The advertising campaign gave the impression that something bad might happen if people didn’t take out private health insurance.

But research shows the higher coverge had a very modest impact on relieving pressure in the public system and despite people taking out insurance after 2000 being younger and healthier, premiums increased.

The insurance incentives in Australia are a relatively ineffective and extremely costly way of reducing pressure on the public hospital system.

The Australian private health insurance incentives cost much more (between 5 and 10 times more) than directly funding the equivalent number of public patient admissions.

What’s more, the equity of the current policy is questionable as well: the insured pool in Australia is relatively high income, with better health status than the uninsured. There is evidence that this trend – known as favourable selection – even preceded the insurance incentives.

So providing subsidies to private health insurance effectively provides subsidies to upper income, relatively healthier groups.

Premium subsidies have been generally been recognised to be quite a poor way to provide assistance and to promote efficiency and equity in the health system.

A more sophisticated approach to private health insurance is one in which the funding follows the consumer – so the amount of subsidy you get will depend on your expected needs and everything follows from there.

But we provide subsidies in a more haphazard manner.

All medical consultations and hospital procedures for private patients and most pharmaceuticals are subsidised by the federal government with open-ended budgets.

In contrast, public hospitals have much more constrained budgets. This is why the pressure on public hospitals is a major health policy issue.

So, the idea that financial incentives for private health insurance have taken pressure off the public system is unfounded.

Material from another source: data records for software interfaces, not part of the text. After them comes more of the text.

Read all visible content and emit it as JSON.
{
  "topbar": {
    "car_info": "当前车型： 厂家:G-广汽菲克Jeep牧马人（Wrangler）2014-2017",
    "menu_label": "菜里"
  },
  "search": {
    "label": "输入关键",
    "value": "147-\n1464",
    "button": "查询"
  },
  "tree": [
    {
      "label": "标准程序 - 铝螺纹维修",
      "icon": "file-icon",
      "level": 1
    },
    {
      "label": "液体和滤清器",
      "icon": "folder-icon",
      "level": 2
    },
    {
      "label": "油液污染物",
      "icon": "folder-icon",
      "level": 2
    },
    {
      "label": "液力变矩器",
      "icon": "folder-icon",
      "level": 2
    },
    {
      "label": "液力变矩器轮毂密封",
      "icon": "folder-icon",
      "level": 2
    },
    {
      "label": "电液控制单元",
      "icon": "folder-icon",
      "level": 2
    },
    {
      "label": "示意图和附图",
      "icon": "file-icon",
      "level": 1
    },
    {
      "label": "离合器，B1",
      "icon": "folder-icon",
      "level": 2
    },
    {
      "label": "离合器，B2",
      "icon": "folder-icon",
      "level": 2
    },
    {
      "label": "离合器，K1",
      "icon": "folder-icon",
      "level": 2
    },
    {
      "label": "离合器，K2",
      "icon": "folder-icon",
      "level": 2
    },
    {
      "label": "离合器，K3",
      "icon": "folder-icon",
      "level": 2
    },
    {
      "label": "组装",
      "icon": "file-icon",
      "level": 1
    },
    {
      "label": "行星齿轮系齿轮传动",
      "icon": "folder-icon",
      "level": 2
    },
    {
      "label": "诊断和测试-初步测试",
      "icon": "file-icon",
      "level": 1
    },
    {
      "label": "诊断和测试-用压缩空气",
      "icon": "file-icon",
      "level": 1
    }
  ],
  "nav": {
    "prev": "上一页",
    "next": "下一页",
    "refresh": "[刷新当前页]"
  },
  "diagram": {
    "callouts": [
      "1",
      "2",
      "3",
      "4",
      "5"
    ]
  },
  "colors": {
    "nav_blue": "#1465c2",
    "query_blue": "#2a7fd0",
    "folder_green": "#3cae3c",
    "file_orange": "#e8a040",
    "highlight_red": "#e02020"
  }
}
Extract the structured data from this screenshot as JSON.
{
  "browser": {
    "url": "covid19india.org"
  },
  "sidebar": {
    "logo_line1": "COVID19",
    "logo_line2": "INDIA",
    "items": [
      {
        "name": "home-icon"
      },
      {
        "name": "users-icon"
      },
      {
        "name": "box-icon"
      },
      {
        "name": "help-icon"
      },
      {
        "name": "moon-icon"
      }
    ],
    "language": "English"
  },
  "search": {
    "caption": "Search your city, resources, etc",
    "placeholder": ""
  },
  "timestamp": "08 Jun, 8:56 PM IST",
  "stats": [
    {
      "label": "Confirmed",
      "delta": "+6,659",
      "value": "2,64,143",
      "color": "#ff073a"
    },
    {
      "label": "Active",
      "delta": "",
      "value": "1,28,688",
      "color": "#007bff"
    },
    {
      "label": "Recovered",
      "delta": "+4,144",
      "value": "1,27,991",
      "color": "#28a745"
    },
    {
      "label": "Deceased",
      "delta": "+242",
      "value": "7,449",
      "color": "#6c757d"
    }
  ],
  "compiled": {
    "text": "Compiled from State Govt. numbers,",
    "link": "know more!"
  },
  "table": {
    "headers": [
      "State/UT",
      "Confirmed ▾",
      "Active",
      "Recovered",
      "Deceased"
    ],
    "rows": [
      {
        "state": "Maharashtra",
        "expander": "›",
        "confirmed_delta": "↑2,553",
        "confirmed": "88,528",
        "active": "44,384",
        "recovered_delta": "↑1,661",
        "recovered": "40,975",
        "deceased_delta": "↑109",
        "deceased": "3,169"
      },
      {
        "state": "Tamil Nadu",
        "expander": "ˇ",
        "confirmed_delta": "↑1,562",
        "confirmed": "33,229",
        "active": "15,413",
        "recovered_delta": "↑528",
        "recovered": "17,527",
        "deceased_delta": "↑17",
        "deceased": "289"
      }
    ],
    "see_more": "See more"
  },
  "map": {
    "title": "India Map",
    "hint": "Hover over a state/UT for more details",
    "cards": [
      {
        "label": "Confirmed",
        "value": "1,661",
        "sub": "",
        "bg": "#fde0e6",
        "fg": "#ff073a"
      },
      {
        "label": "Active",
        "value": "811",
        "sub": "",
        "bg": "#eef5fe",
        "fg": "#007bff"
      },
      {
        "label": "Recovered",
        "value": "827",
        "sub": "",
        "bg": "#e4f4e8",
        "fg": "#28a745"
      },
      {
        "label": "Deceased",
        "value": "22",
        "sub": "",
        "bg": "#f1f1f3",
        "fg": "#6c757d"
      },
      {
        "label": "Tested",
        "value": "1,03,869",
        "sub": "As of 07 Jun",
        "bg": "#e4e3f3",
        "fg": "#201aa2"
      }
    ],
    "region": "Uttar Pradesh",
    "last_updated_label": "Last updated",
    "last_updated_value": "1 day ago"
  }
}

And the claim that means testing the private health insurance rebate will increase pressure on the public hospital system is equally unfounded.